**Task directions:**
Please restate each line of the data that follows word for word, skipping any image.

**Data section:**
BEGIN

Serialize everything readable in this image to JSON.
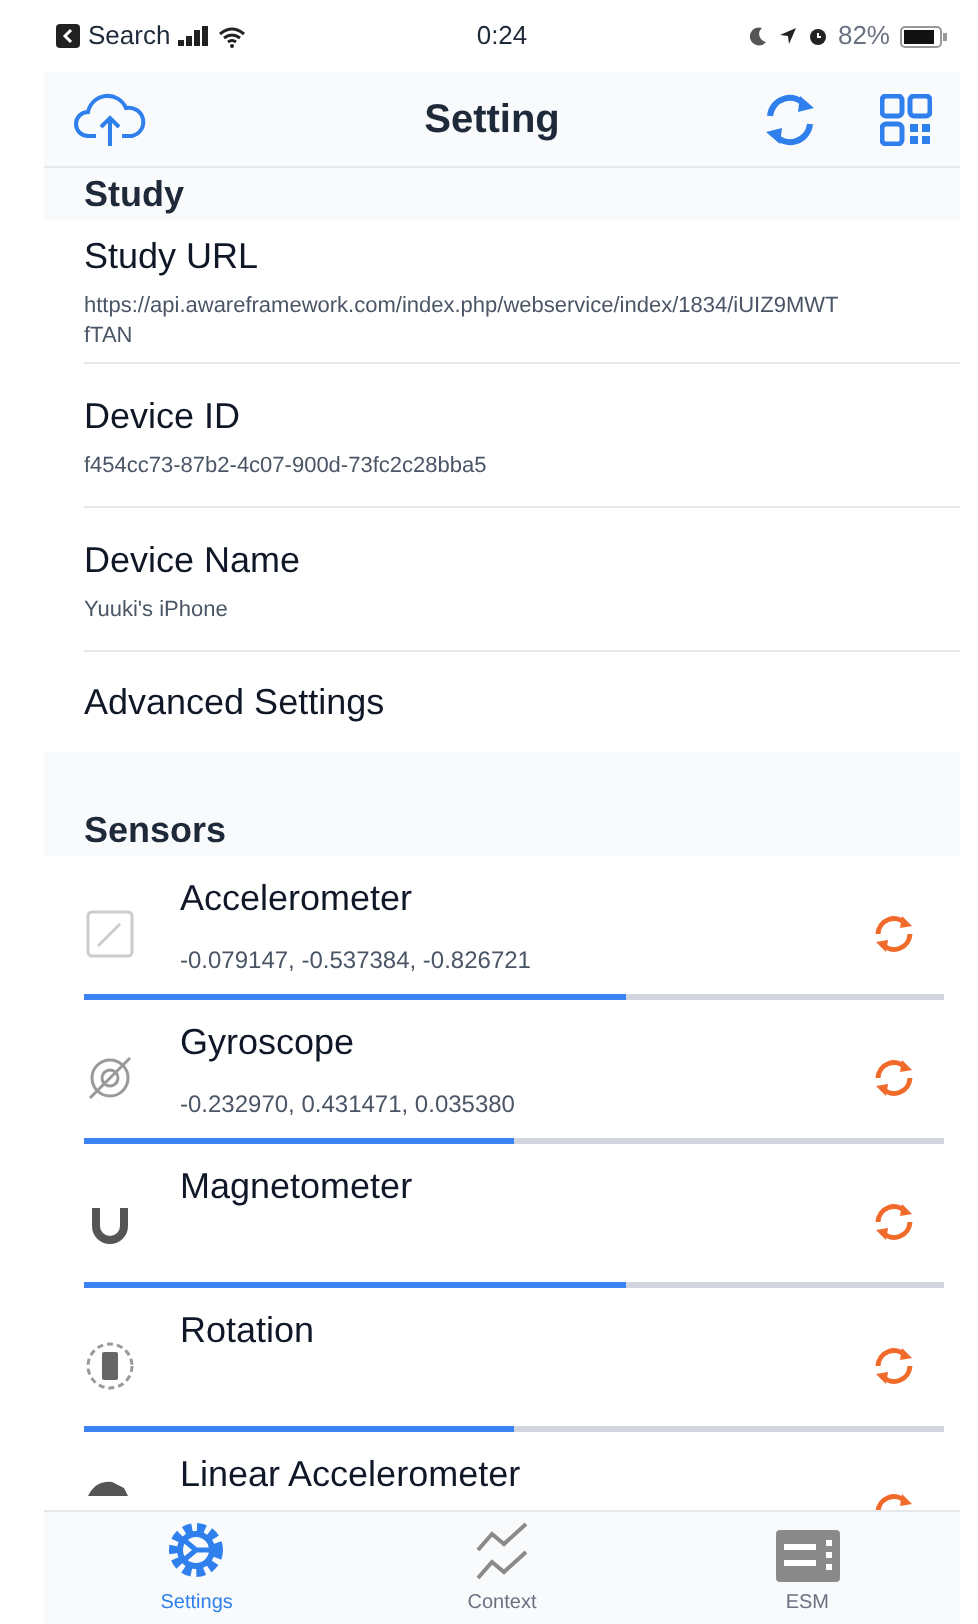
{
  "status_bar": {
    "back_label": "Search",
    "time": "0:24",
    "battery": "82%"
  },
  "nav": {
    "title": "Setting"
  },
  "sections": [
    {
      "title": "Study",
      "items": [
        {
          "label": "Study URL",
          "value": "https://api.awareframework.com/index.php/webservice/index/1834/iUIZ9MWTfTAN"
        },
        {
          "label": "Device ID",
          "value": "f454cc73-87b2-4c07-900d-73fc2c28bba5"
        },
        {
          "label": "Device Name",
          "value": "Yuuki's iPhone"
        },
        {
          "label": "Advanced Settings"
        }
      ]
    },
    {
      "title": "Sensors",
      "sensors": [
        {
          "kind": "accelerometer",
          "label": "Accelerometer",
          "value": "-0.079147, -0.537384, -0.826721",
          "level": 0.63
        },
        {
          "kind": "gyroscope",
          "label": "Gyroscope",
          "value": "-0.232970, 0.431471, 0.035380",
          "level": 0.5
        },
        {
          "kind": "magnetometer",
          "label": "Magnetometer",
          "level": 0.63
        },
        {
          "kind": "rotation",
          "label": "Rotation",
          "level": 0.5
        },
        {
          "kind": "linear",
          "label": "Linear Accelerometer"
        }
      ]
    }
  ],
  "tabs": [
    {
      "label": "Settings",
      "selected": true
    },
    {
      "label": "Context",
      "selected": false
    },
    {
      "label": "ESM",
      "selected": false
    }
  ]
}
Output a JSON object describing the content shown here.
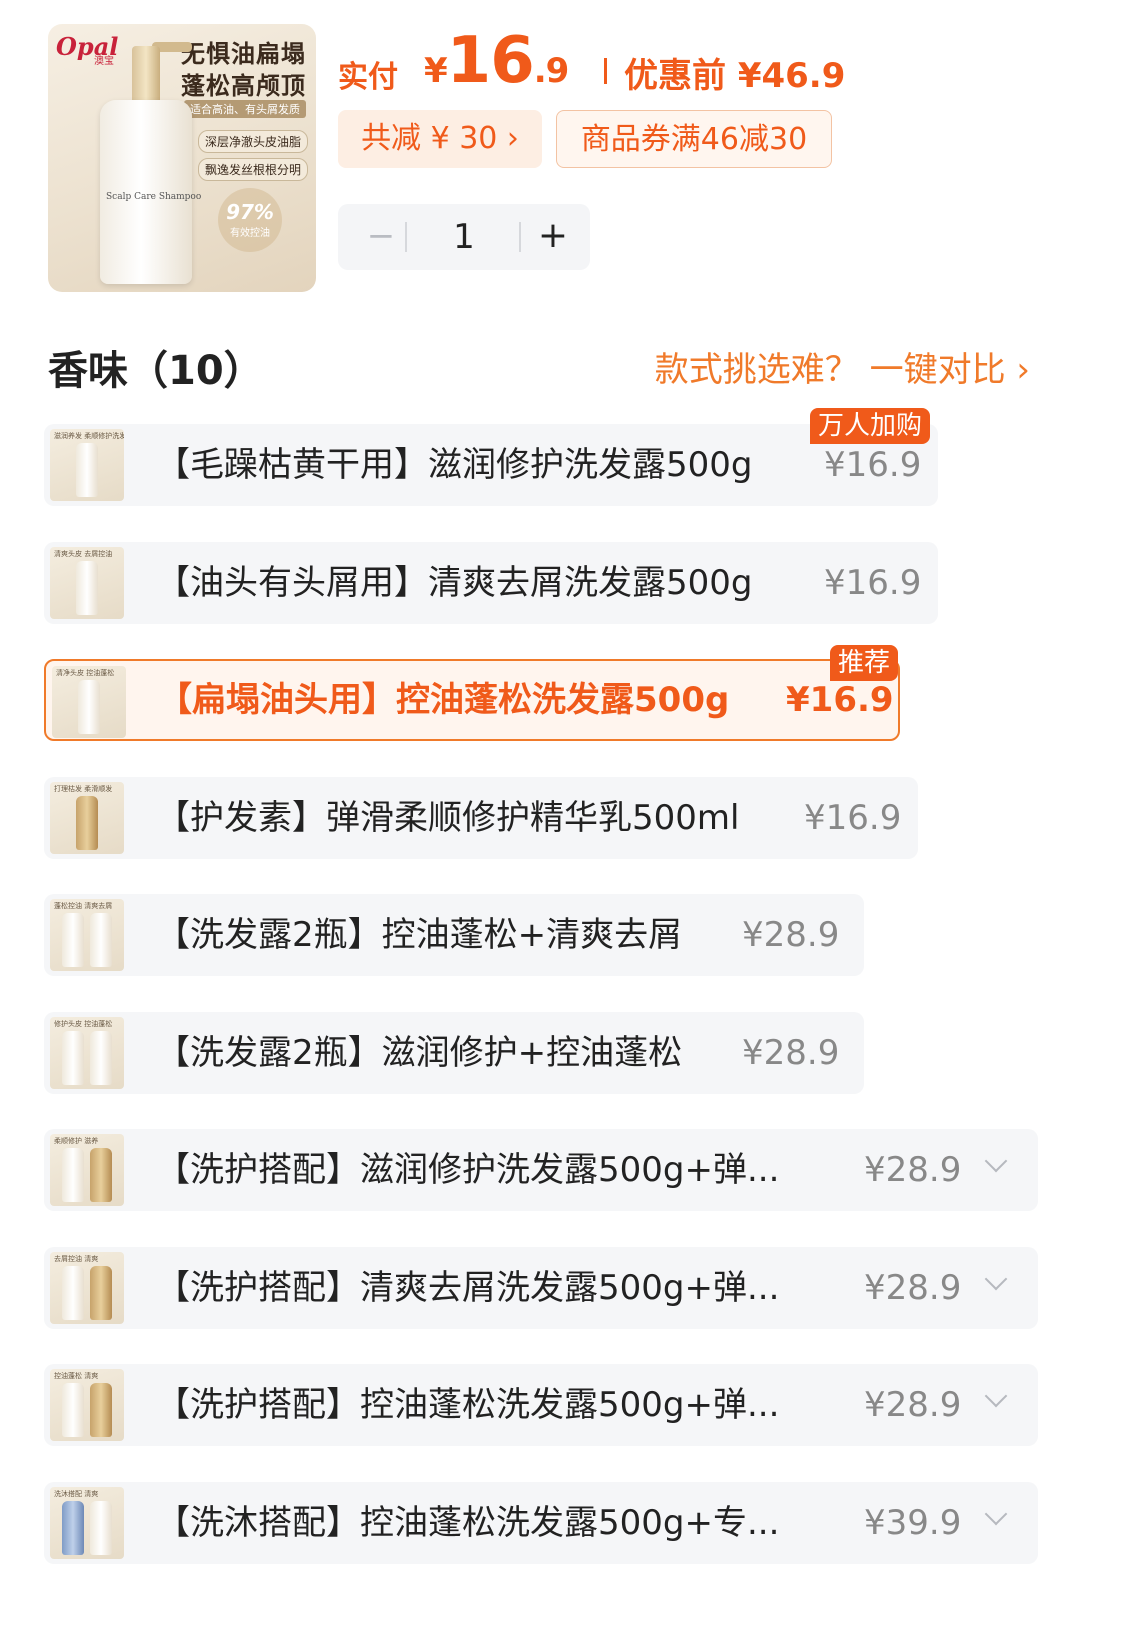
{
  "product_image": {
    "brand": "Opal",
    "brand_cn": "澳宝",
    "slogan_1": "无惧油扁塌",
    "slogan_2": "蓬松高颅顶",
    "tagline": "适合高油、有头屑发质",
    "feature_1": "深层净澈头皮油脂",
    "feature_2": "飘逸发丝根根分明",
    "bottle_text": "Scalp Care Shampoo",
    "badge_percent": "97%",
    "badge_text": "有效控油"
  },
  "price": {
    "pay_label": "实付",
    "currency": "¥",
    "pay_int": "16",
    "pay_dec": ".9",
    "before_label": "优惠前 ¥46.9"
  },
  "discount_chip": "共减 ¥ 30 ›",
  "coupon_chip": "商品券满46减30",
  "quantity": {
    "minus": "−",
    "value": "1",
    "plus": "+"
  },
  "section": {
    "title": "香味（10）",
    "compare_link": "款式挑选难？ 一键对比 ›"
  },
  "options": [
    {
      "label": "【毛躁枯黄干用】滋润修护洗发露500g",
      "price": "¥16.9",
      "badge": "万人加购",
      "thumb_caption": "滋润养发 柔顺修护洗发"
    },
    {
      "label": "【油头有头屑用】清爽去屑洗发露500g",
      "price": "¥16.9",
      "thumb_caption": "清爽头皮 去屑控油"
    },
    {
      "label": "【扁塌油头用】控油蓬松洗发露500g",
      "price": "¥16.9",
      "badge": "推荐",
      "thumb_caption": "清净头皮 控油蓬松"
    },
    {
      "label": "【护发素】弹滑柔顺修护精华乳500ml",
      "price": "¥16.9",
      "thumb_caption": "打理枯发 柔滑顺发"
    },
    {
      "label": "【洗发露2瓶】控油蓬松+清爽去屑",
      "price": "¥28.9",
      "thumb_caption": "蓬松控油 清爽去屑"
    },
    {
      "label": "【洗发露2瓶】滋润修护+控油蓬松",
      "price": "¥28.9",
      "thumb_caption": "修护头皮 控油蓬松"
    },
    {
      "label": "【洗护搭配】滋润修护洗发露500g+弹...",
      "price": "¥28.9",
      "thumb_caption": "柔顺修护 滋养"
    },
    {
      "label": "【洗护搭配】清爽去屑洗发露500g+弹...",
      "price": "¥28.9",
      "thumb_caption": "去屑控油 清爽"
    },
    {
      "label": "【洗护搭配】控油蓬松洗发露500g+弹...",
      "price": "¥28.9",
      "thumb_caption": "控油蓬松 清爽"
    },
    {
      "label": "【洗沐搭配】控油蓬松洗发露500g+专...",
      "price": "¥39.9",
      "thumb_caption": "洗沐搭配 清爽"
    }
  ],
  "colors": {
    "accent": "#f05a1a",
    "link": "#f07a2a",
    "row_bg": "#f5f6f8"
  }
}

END

**Response:**
Serialize everything readable in this image to JSON.
{
  "status_bar": {
    "back_label": "Search",
    "time": "0:24",
    "battery": "82%"
  },
  "nav": {
    "title": "Setting"
  },
  "sections": [
    {
      "title": "Study",
      "items": [
        {
          "label": "Study URL",
          "value": "https://api.awareframework.com/index.php/webservice/index/1834/iUIZ9MWTfTAN"
        },
        {
          "label": "Device ID",
          "value": "f454cc73-87b2-4c07-900d-73fc2c28bba5"
        },
        {
          "label": "Device Name",
          "value": "Yuuki's iPhone"
        },
        {
          "label": "Advanced Settings"
        }
      ]
    },
    {
      "title": "Sensors",
      "sensors": [
        {
          "kind": "accelerometer",
          "label": "Accelerometer",
          "value": "-0.079147, -0.537384, -0.826721",
          "level": 0.63
        },
        {
          "kind": "gyroscope",
          "label": "Gyroscope",
          "value": "-0.232970, 0.431471, 0.035380",
          "level": 0.5
        },
        {
          "kind": "magnetometer",
          "label": "Magnetometer",
          "level": 0.63
        },
        {
          "kind": "rotation",
          "label": "Rotation",
          "level": 0.5
        },
        {
          "kind": "linear",
          "label": "Linear Accelerometer"
        }
      ]
    }
  ],
  "tabs": [
    {
      "label": "Settings",
      "selected": true
    },
    {
      "label": "Context",
      "selected": false
    },
    {
      "label": "ESM",
      "selected": false
    }
  ]
}
Output a JSON object describing the content shown here.
{
  "product_image": {
    "brand": "Opal",
    "brand_cn": "澳宝",
    "slogan_1": "无惧油扁塌",
    "slogan_2": "蓬松高颅顶",
    "tagline": "适合高油、有头屑发质",
    "feature_1": "深层净澈头皮油脂",
    "feature_2": "飘逸发丝根根分明",
    "bottle_text": "Scalp Care Shampoo",
    "badge_percent": "97%",
    "badge_text": "有效控油"
  },
  "price": {
    "pay_label": "实付",
    "currency": "¥",
    "pay_int": "16",
    "pay_dec": ".9",
    "before_label": "优惠前 ¥46.9"
  },
  "discount_chip": "共减 ¥ 30 ›",
  "coupon_chip": "商品券满46减30",
  "quantity": {
    "minus": "−",
    "value": "1",
    "plus": "+"
  },
  "section": {
    "title": "香味（10）",
    "compare_link": "款式挑选难？ 一键对比 ›"
  },
  "options": [
    {
      "label": "【毛躁枯黄干用】滋润修护洗发露500g",
      "price": "¥16.9",
      "badge": "万人加购",
      "thumb_caption": "滋润养发 柔顺修护洗发"
    },
    {
      "label": "【油头有头屑用】清爽去屑洗发露500g",
      "price": "¥16.9",
      "thumb_caption": "清爽头皮 去屑控油"
    },
    {
      "label": "【扁塌油头用】控油蓬松洗发露500g",
      "price": "¥16.9",
      "badge": "推荐",
      "thumb_caption": "清净头皮 控油蓬松"
    },
    {
      "label": "【护发素】弹滑柔顺修护精华乳500ml",
      "price": "¥16.9",
      "thumb_caption": "打理枯发 柔滑顺发"
    },
    {
      "label": "【洗发露2瓶】控油蓬松+清爽去屑",
      "price": "¥28.9",
      "thumb_caption": "蓬松控油 清爽去屑"
    },
    {
      "label": "【洗发露2瓶】滋润修护+控油蓬松",
      "price": "¥28.9",
      "thumb_caption": "修护头皮 控油蓬松"
    },
    {
      "label": "【洗护搭配】滋润修护洗发露500g+弹...",
      "price": "¥28.9",
      "thumb_caption": "柔顺修护 滋养"
    },
    {
      "label": "【洗护搭配】清爽去屑洗发露500g+弹...",
      "price": "¥28.9",
      "thumb_caption": "去屑控油 清爽"
    },
    {
      "label": "【洗护搭配】控油蓬松洗发露500g+弹...",
      "price": "¥28.9",
      "thumb_caption": "控油蓬松 清爽"
    },
    {
      "label": "【洗沐搭配】控油蓬松洗发露500g+专...",
      "price": "¥39.9",
      "thumb_caption": "洗沐搭配 清爽"
    }
  ],
  "colors": {
    "accent": "#f05a1a",
    "link": "#f07a2a",
    "row_bg": "#f5f6f8"
  }
}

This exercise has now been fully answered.